== Exercise goal ==
Whenever the string "data" turns up in a line below, that line should be copied.

(Material for the task begins)

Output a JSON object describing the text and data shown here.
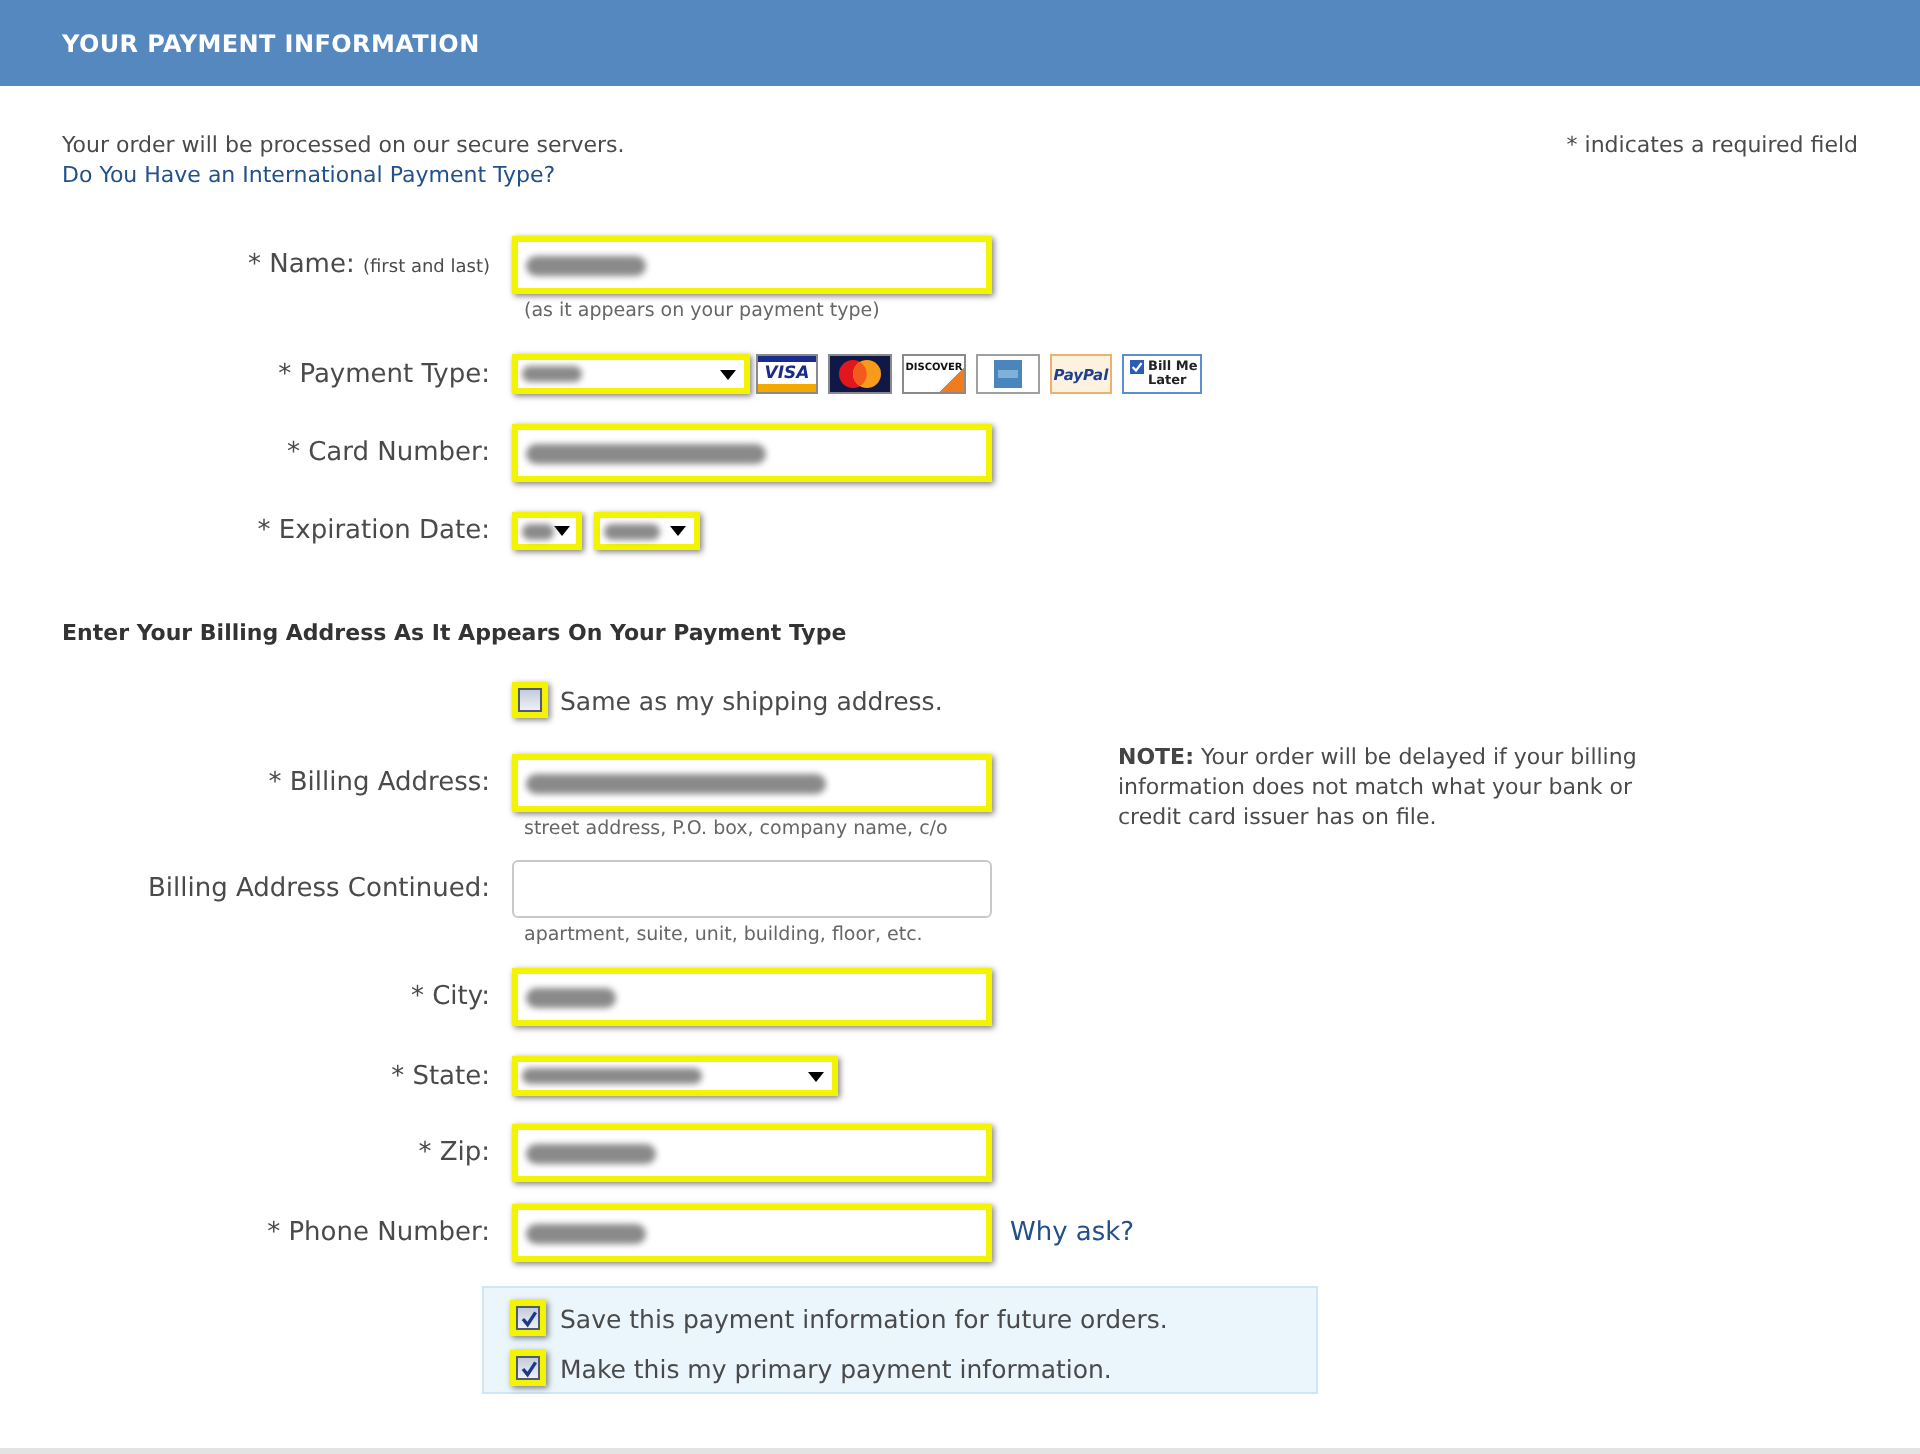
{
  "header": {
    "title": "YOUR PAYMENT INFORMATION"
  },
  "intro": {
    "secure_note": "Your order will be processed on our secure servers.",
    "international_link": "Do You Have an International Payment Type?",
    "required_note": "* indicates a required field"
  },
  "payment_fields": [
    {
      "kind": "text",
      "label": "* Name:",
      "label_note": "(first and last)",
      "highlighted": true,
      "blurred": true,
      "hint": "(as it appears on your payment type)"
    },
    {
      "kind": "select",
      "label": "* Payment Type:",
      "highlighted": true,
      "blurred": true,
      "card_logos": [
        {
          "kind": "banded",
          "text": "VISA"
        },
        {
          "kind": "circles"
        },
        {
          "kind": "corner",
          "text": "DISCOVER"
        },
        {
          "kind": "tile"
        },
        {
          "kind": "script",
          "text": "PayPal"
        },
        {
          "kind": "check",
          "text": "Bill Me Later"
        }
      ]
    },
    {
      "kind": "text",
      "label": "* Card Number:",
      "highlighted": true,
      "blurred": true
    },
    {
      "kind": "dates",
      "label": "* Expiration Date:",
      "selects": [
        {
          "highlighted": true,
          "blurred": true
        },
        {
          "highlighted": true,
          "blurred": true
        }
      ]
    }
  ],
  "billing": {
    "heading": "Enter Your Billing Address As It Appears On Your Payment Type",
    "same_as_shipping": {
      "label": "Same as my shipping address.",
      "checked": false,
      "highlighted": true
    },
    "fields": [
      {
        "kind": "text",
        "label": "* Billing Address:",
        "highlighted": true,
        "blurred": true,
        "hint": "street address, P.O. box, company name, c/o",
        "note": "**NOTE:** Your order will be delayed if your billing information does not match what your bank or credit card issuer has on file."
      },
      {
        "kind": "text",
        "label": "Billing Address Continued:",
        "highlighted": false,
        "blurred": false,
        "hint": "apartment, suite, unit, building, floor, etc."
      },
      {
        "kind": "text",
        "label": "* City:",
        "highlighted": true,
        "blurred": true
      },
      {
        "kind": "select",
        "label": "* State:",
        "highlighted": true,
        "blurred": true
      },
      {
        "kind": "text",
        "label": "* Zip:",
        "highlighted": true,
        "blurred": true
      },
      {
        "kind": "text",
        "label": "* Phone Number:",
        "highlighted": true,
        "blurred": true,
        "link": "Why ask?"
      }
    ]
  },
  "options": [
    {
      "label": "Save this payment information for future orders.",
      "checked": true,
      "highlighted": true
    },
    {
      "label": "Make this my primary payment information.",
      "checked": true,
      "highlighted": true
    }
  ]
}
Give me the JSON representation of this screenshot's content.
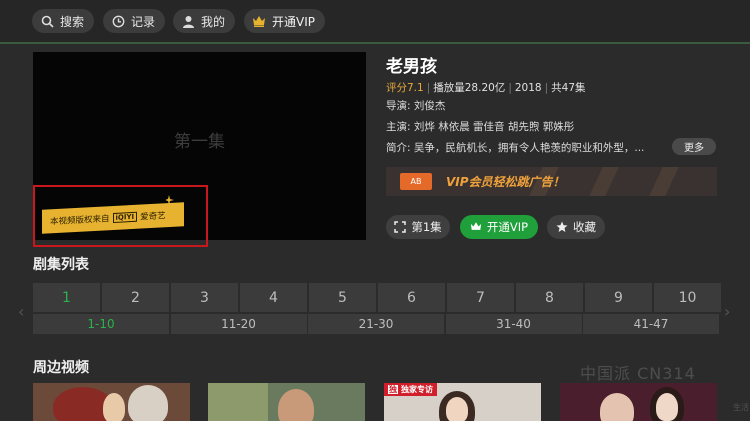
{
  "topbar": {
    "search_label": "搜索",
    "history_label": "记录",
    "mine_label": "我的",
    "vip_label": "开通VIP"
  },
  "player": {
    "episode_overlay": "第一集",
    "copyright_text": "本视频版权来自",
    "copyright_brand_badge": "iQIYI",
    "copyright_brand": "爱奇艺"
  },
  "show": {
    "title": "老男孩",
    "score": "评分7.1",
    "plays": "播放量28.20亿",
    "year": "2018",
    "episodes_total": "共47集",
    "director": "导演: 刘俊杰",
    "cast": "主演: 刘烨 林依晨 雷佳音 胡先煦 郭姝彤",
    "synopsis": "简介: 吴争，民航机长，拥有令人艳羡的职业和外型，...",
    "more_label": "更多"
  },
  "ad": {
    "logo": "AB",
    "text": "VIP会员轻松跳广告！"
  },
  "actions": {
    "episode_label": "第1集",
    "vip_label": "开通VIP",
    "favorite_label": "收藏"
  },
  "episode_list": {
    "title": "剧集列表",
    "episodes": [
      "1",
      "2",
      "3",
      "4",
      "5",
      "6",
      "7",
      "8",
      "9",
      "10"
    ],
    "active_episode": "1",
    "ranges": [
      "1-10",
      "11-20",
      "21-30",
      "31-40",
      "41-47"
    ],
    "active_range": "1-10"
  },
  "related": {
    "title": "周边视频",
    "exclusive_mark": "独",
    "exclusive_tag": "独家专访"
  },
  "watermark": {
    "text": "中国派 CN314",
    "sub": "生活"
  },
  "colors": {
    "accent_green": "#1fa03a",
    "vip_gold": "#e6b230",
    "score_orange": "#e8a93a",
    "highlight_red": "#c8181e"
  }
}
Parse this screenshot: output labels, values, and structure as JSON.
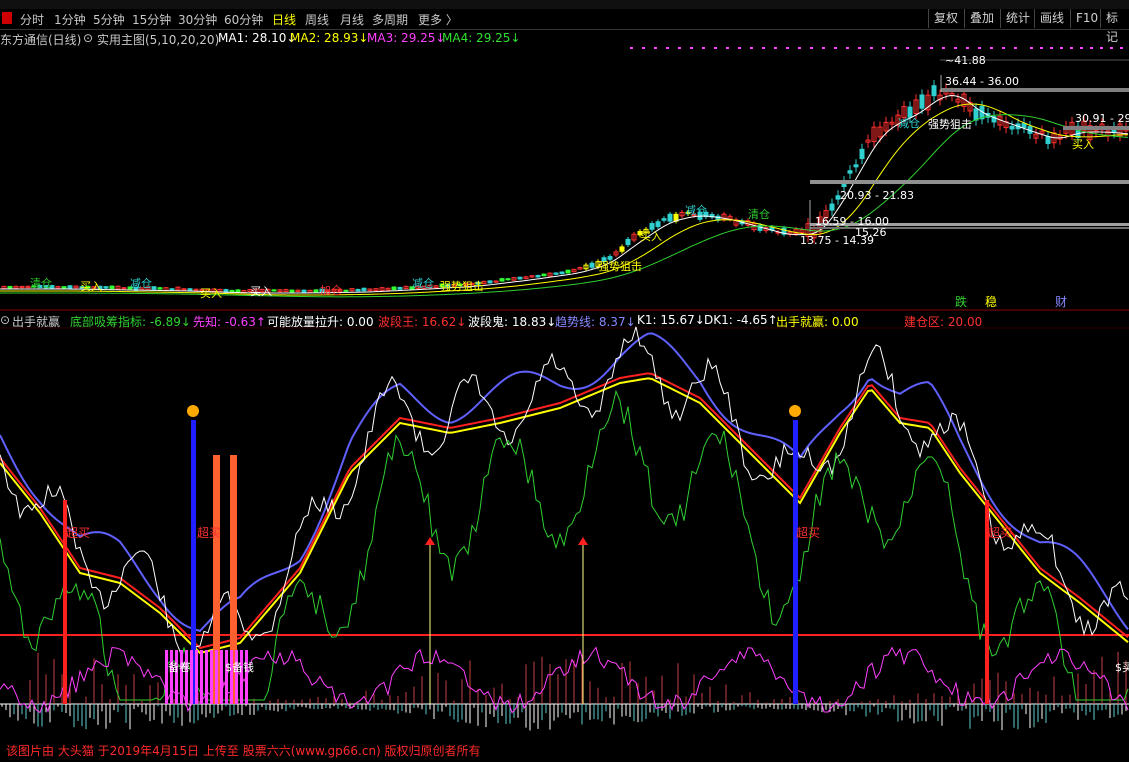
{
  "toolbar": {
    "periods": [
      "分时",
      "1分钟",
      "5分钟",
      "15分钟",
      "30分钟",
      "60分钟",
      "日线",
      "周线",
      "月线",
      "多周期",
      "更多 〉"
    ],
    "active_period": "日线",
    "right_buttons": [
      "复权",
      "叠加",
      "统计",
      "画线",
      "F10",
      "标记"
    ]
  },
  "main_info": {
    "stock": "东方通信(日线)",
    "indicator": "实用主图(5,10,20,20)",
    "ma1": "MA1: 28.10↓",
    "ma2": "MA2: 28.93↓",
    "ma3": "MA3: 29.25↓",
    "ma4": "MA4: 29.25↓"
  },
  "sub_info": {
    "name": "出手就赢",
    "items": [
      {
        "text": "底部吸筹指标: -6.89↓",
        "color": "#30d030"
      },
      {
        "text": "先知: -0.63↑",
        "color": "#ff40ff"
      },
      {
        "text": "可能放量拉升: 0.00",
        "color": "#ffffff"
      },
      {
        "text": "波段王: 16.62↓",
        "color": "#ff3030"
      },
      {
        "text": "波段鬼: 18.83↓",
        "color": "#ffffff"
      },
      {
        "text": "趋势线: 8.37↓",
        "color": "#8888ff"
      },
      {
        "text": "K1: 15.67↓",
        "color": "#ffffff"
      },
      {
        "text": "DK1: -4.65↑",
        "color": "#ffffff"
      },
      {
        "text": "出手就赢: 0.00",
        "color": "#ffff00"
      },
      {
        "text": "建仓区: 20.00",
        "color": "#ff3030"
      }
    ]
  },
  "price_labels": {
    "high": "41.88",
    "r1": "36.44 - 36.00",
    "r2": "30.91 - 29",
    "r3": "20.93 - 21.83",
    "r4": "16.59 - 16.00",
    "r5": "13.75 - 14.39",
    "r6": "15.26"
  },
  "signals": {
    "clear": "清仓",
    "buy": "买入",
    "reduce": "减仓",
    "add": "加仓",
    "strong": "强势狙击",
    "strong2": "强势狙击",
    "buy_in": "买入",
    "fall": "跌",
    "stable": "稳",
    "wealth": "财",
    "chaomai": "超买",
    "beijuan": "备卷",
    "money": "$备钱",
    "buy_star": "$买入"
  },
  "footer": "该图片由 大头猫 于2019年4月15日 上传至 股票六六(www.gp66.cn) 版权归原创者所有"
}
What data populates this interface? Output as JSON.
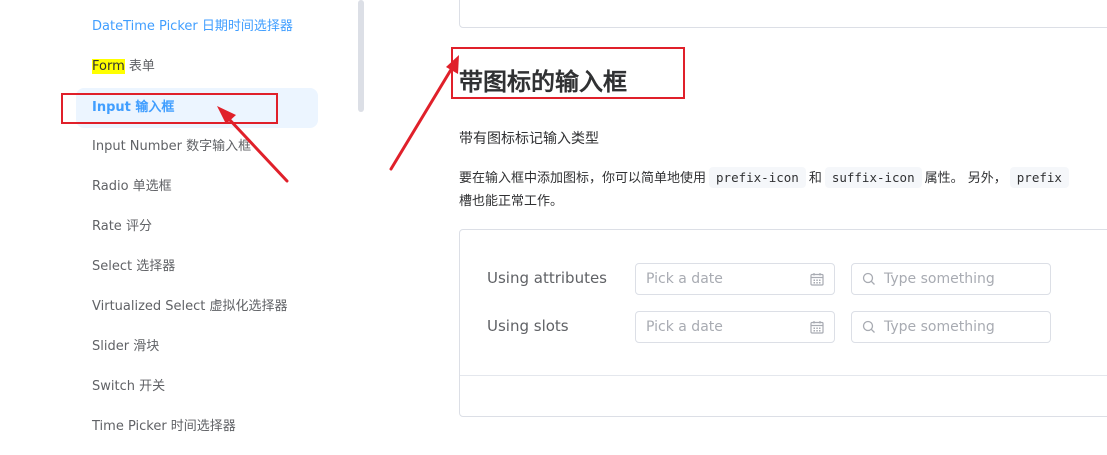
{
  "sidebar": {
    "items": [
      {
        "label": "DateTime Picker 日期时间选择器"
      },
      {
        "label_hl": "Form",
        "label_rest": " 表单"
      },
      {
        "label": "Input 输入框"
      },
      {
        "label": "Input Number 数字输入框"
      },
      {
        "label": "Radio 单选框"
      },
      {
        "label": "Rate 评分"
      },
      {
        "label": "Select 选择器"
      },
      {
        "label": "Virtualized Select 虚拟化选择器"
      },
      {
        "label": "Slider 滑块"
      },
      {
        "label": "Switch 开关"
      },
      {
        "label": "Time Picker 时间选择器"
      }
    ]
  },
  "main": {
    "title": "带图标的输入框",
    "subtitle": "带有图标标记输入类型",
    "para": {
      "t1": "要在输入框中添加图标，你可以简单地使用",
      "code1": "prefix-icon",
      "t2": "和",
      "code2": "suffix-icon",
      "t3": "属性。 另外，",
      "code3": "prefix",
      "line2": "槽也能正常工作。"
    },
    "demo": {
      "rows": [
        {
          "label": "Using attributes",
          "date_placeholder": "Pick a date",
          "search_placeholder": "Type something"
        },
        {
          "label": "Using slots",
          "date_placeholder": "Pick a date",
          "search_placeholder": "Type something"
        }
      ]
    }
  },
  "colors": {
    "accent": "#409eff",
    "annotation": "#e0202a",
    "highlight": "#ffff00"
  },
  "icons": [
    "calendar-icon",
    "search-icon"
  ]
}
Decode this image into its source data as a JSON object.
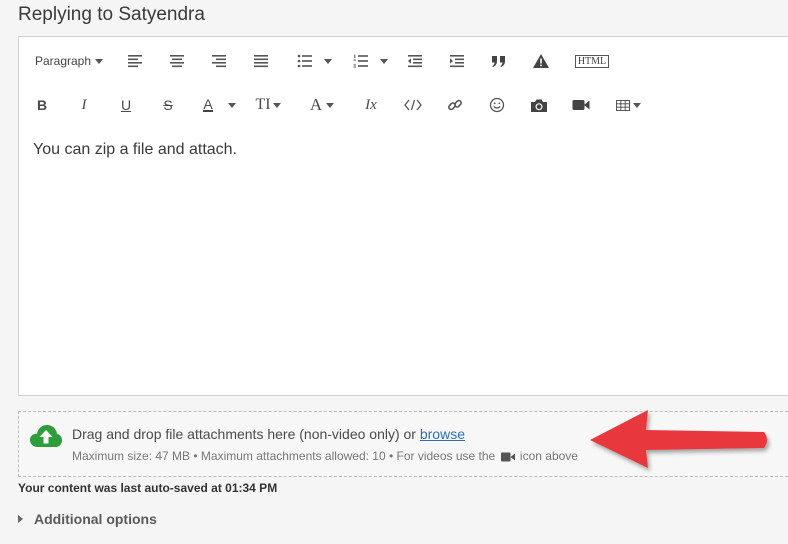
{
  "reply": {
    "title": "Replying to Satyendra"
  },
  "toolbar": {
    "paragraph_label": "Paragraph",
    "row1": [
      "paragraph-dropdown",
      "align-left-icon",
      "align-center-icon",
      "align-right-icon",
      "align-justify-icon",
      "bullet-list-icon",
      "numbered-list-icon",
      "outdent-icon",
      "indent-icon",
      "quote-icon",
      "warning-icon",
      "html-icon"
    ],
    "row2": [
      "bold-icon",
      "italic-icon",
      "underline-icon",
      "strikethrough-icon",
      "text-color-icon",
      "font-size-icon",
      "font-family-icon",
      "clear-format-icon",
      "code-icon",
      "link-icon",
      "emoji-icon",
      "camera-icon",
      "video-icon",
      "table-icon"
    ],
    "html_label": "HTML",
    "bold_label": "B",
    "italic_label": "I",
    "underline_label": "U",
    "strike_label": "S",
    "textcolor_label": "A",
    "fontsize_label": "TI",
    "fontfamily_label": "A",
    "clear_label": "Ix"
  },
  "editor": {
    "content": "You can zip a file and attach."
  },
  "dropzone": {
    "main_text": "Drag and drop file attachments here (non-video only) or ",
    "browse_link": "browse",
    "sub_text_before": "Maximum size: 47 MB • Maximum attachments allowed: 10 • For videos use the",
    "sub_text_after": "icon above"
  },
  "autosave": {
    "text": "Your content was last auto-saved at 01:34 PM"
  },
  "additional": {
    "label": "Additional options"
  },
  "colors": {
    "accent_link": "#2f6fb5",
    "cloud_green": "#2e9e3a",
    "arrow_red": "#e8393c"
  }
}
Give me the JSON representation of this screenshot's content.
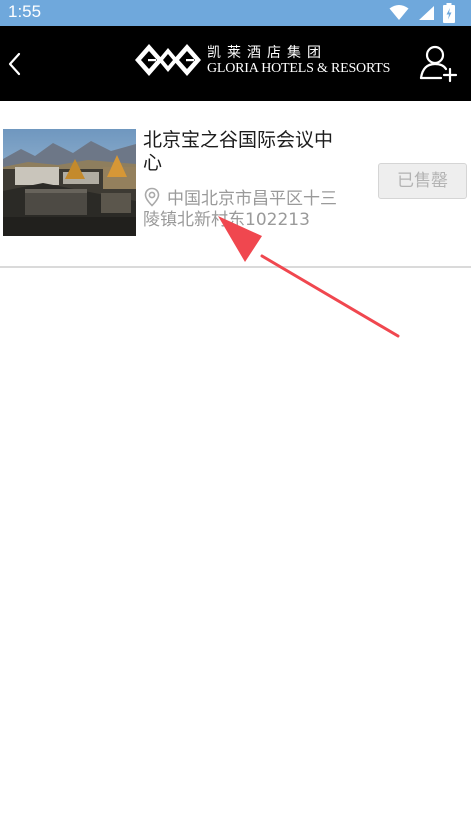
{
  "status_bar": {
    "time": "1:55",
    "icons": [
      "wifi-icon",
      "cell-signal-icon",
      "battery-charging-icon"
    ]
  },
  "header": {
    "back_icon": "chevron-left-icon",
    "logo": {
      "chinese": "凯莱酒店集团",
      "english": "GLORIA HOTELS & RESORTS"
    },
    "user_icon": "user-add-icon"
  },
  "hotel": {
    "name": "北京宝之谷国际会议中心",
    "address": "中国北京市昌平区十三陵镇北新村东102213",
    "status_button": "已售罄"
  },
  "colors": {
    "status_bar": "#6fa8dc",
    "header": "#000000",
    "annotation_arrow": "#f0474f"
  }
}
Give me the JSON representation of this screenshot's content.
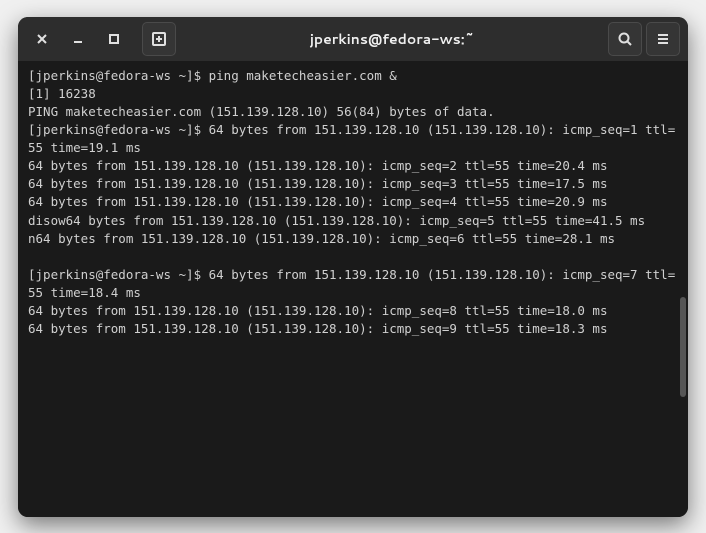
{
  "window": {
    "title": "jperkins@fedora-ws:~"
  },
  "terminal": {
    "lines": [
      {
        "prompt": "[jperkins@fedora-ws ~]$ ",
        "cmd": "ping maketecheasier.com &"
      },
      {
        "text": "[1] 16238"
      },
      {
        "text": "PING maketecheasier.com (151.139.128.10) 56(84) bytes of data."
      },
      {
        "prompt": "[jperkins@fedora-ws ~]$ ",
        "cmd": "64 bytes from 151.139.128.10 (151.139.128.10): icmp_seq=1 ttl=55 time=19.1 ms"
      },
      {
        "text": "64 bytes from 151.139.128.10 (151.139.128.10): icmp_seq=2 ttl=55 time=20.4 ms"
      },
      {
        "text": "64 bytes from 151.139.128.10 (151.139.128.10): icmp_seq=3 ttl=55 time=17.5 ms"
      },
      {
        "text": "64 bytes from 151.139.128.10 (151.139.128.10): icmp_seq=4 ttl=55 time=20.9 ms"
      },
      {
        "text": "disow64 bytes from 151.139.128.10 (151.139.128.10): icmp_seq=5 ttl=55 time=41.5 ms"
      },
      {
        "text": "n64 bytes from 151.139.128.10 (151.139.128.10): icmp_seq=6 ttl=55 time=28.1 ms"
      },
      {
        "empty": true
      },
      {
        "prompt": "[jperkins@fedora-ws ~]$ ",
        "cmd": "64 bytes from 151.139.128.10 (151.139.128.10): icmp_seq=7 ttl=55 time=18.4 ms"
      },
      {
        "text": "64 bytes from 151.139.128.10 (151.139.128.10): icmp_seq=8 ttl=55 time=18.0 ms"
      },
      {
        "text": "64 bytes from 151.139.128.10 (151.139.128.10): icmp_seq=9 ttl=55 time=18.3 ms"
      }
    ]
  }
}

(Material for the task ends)

== Response ==
Output a JSON object describing the text and data shown here.
What data populates this interface? Output as JSON.
Decode this image into its source data as a JSON object.
        "text": "PING maketecheasier.com (151.139.128.10) 56(84) bytes of data."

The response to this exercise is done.